- Pretty much ignored until recently, miniproteins are coming to the fore
Tiny proteins help power muscles and provide the toxic punch to many venoms
Miniproteins are defined as proteins with relatively few amino acids. Until recently short DNA sequences that could code for a tiny protein were pretty much ignored. By definition. For example, yeast DNA has the potential to code for 260000 miniproteins. Researchers assumed that most of them had no function. Or anyway, trying to work with them was mostly a dead end and would take up lots of resources.
This position has changed recently. There is now a mounting effort to enumerate miniproteins and start testing to see exactly what is going on. Some researchers feel that DNA research ignoring miniproteins in the past skipped over biologically very important molecules. Sort of like a rehash of genetic understanding is now underway.
Since 2010, these tiny proteins have started to show up in research literature, often as integral players in controlling the function of other larger proteins. There are several examples given. Controlling mouse muscle fiber contractions is really interesting.
The medical potential for these little molecules is not being overlooked. Venom from several species so far examined, contains miniproteins with strong biological effects. Example: a miniprotein from Deathstalker Scorpion* venom, can be used to clearly delimit the boundaries of a tumor during surgery. This allows surgeons to be sure they are removing all of the tumor.
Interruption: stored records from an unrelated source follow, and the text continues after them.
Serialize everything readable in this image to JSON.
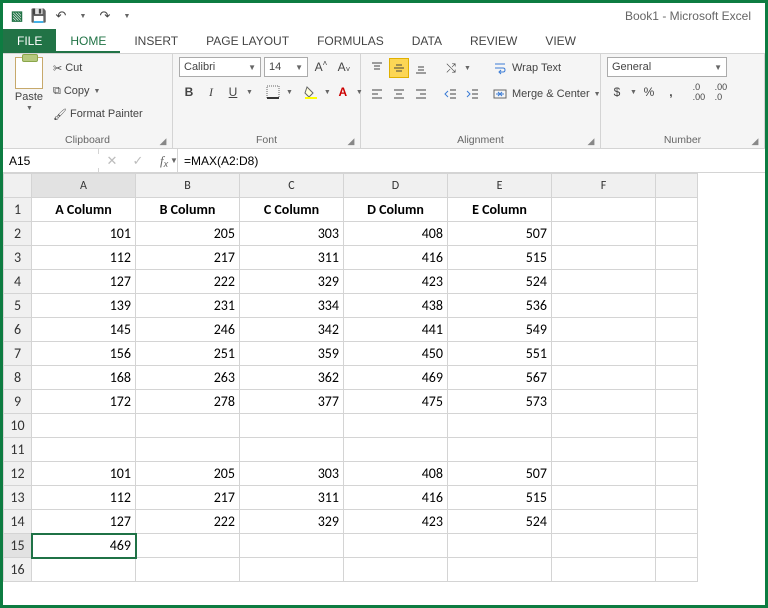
{
  "title": "Book1 - Microsoft Excel",
  "qat": {
    "excel": "X",
    "save": "💾",
    "undo": "↶",
    "redo": "↷"
  },
  "tabs": {
    "file": "FILE",
    "items": [
      "HOME",
      "INSERT",
      "PAGE LAYOUT",
      "FORMULAS",
      "DATA",
      "REVIEW",
      "VIEW"
    ],
    "active_index": 0
  },
  "ribbon": {
    "clipboard": {
      "paste": "Paste",
      "cut": "Cut",
      "copy": "Copy",
      "fmtpaint": "Format Painter",
      "label": "Clipboard"
    },
    "font": {
      "name": "Calibri",
      "size": "14",
      "bold": "B",
      "italic": "I",
      "underline": "U",
      "label": "Font"
    },
    "alignment": {
      "wrap": "Wrap Text",
      "merge": "Merge & Center",
      "label": "Alignment"
    },
    "number": {
      "format": "General",
      "currency": "$",
      "percent": "%",
      "comma": ",",
      "label": "Number"
    }
  },
  "formula_bar": {
    "cell_ref": "A15",
    "formula": "=MAX(A2:D8)"
  },
  "sheet": {
    "col_letters": [
      "A",
      "B",
      "C",
      "D",
      "E",
      "F",
      ""
    ],
    "headers": [
      "A Column",
      "B Column",
      "C Column",
      "D Column",
      "E Column",
      "",
      ""
    ],
    "rows": [
      [
        "101",
        "205",
        "303",
        "408",
        "507",
        "",
        ""
      ],
      [
        "112",
        "217",
        "311",
        "416",
        "515",
        "",
        ""
      ],
      [
        "127",
        "222",
        "329",
        "423",
        "524",
        "",
        ""
      ],
      [
        "139",
        "231",
        "334",
        "438",
        "536",
        "",
        ""
      ],
      [
        "145",
        "246",
        "342",
        "441",
        "549",
        "",
        ""
      ],
      [
        "156",
        "251",
        "359",
        "450",
        "551",
        "",
        ""
      ],
      [
        "168",
        "263",
        "362",
        "469",
        "567",
        "",
        ""
      ],
      [
        "172",
        "278",
        "377",
        "475",
        "573",
        "",
        ""
      ],
      [
        "",
        "",
        "",
        "",
        "",
        "",
        ""
      ],
      [
        "",
        "",
        "",
        "",
        "",
        "",
        ""
      ],
      [
        "101",
        "205",
        "303",
        "408",
        "507",
        "",
        ""
      ],
      [
        "112",
        "217",
        "311",
        "416",
        "515",
        "",
        ""
      ],
      [
        "127",
        "222",
        "329",
        "423",
        "524",
        "",
        ""
      ],
      [
        "469",
        "",
        "",
        "",
        "",
        "",
        ""
      ],
      [
        "",
        "",
        "",
        "",
        "",
        "",
        ""
      ]
    ],
    "selected": {
      "row": 15,
      "col": 0,
      "ref": "A15"
    }
  }
}
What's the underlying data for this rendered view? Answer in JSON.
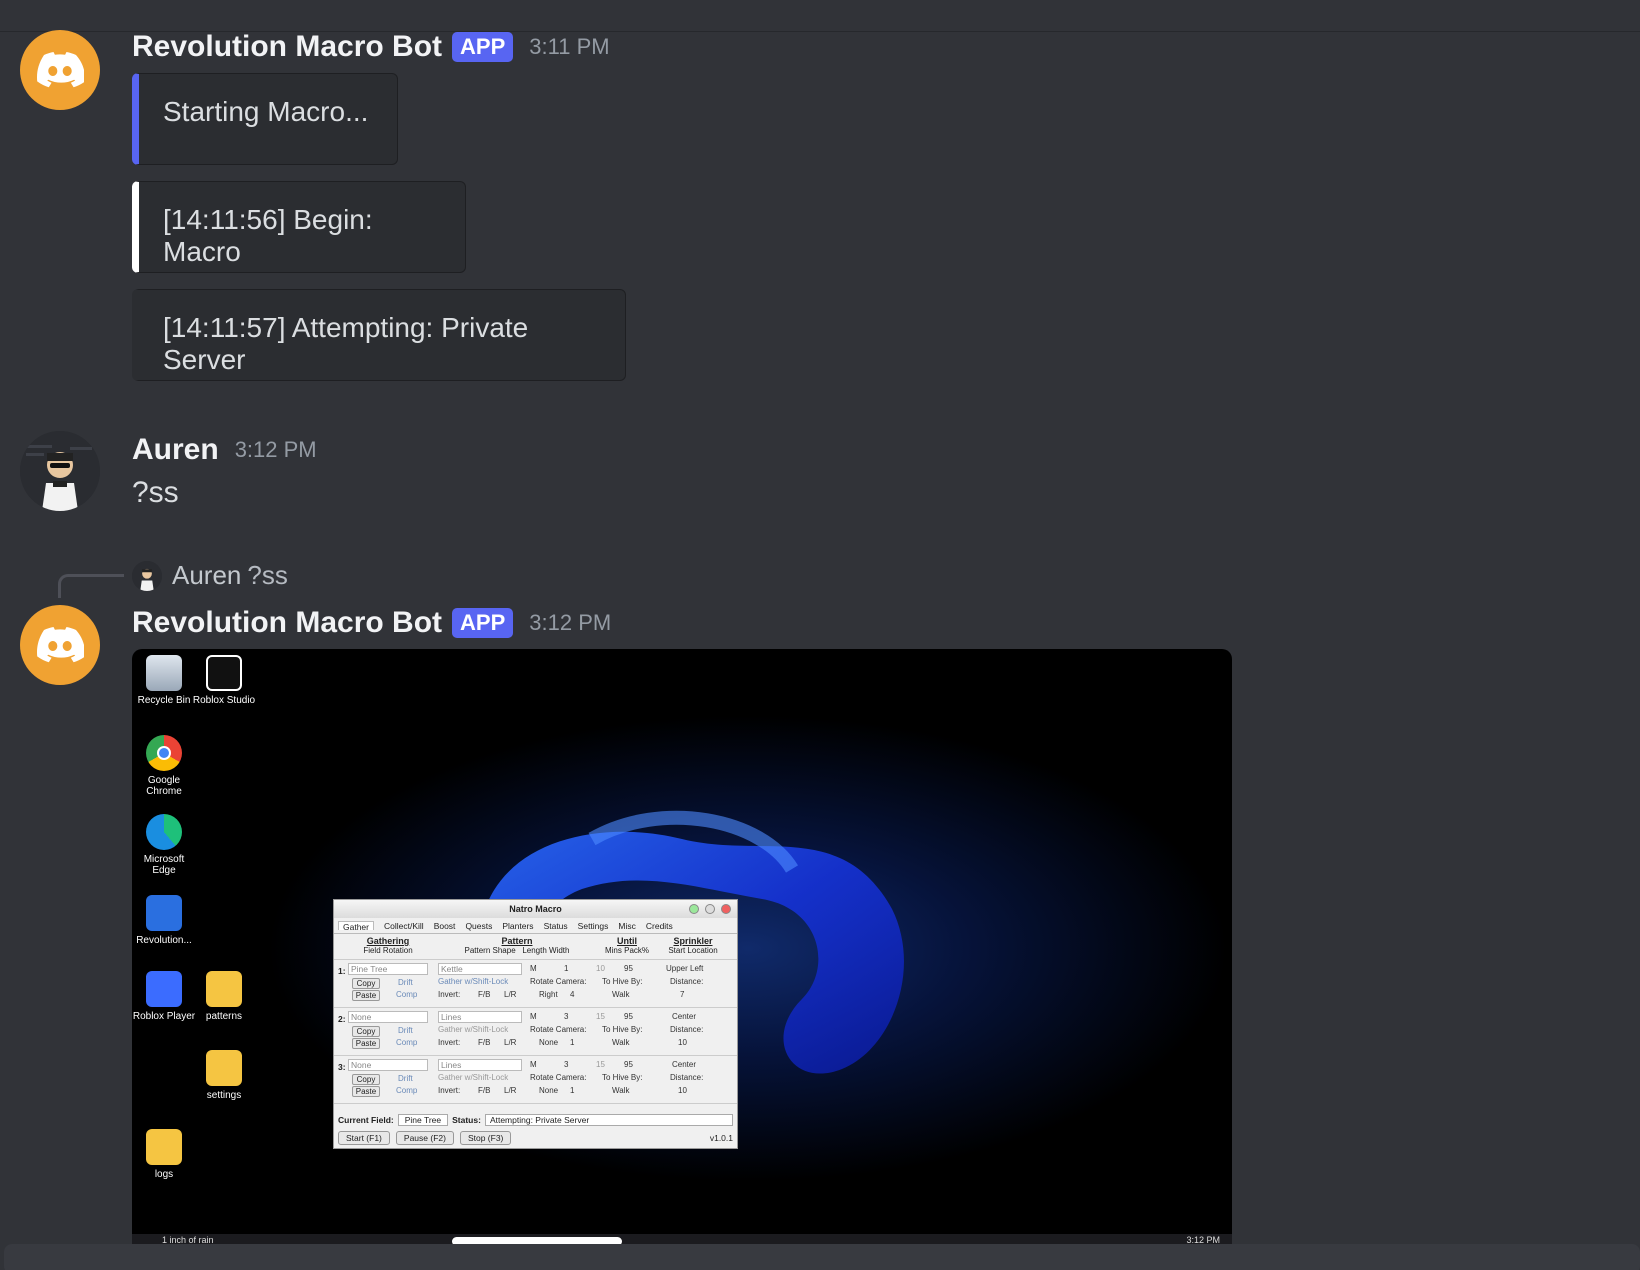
{
  "messages": [
    {
      "author": "Revolution Macro Bot",
      "tag": "APP",
      "time": "3:11 PM",
      "embeds": [
        {
          "text": "Starting Macro...",
          "color": "#5865f2"
        },
        {
          "text": "[14:11:56] Begin: Macro",
          "color": "#ffffff"
        },
        {
          "text": "[14:11:57] Attempting: Private Server",
          "color": "#2b2d31"
        }
      ]
    },
    {
      "author": "Auren",
      "time": "3:12 PM",
      "text": "?ss"
    },
    {
      "reply": {
        "author": "Auren",
        "text": "?ss"
      },
      "author": "Revolution Macro Bot",
      "tag": "APP",
      "time": "3:12 PM"
    }
  ],
  "screenshot": {
    "desktop_icons": {
      "recycle": "Recycle Bin",
      "roblox_studio": "Roblox Studio",
      "chrome": "Google Chrome",
      "edge": "Microsoft Edge",
      "revolution": "Revolution...",
      "roblox_player": "Roblox Player",
      "patterns": "patterns",
      "settings": "settings",
      "logs": "logs"
    },
    "taskbar": {
      "weather": "1 inch of rain",
      "clock": "3:12 PM"
    },
    "natro": {
      "title": "Natro Macro",
      "tabs": [
        "Gather",
        "Collect/Kill",
        "Boost",
        "Quests",
        "Planters",
        "Status",
        "Settings",
        "Misc",
        "Credits"
      ],
      "headers": {
        "gathering": "Gathering",
        "field_rotation": "Field Rotation",
        "pattern": "Pattern",
        "pattern_shape": "Pattern Shape",
        "length": "Length",
        "width": "Width",
        "until": "Until",
        "mins": "Mins",
        "pack": "Pack%",
        "sprinkler": "Sprinkler",
        "start_location": "Start Location"
      },
      "rows": [
        {
          "num": "1:",
          "field": "Pine Tree",
          "pattern": "Kettle",
          "length": "M",
          "width": "1",
          "mins": "10",
          "pack": "95",
          "start": "Upper Left",
          "rotate": "Right",
          "rotate_n": "4",
          "hive_by": "Walk",
          "distance": "7"
        },
        {
          "num": "2:",
          "field": "None",
          "pattern": "Lines",
          "length": "M",
          "width": "3",
          "mins": "15",
          "pack": "95",
          "start": "Center",
          "rotate": "None",
          "rotate_n": "1",
          "hive_by": "Walk",
          "distance": "10"
        },
        {
          "num": "3:",
          "field": "None",
          "pattern": "Lines",
          "length": "M",
          "width": "3",
          "mins": "15",
          "pack": "95",
          "start": "Center",
          "rotate": "None",
          "rotate_n": "1",
          "hive_by": "Walk",
          "distance": "10"
        }
      ],
      "labels": {
        "copy": "Copy",
        "paste": "Paste",
        "drift": "Drift",
        "comp": "Comp",
        "gather_shift": "Gather w/Shift-Lock",
        "invert": "Invert:",
        "fb": "F/B",
        "lr": "L/R",
        "rotate_camera": "Rotate Camera:",
        "to_hive_by": "To Hive By:",
        "distance": "Distance:"
      },
      "current_field_label": "Current Field:",
      "current_field": "Pine Tree",
      "status_label": "Status:",
      "status": "Attempting: Private Server",
      "buttons": {
        "start": "Start (F1)",
        "pause": "Pause (F2)",
        "stop": "Stop (F3)"
      },
      "version": "v1.0.1"
    }
  }
}
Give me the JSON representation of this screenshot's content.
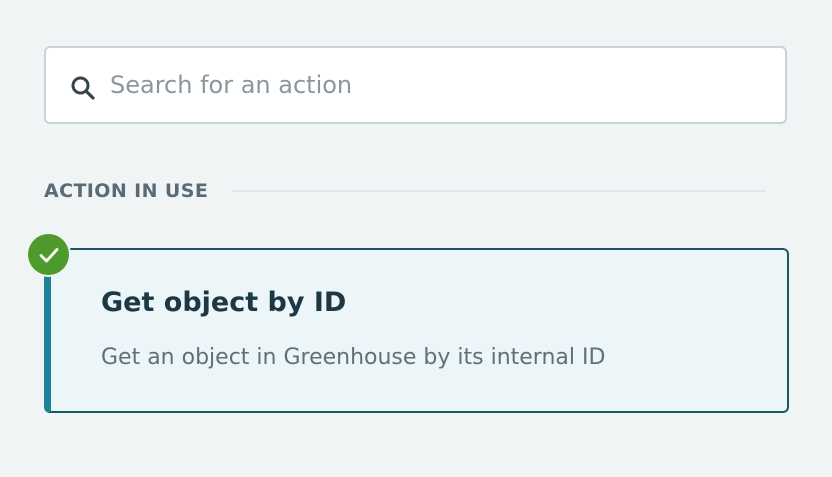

The white paper can be read by folks without a lot of Biology background.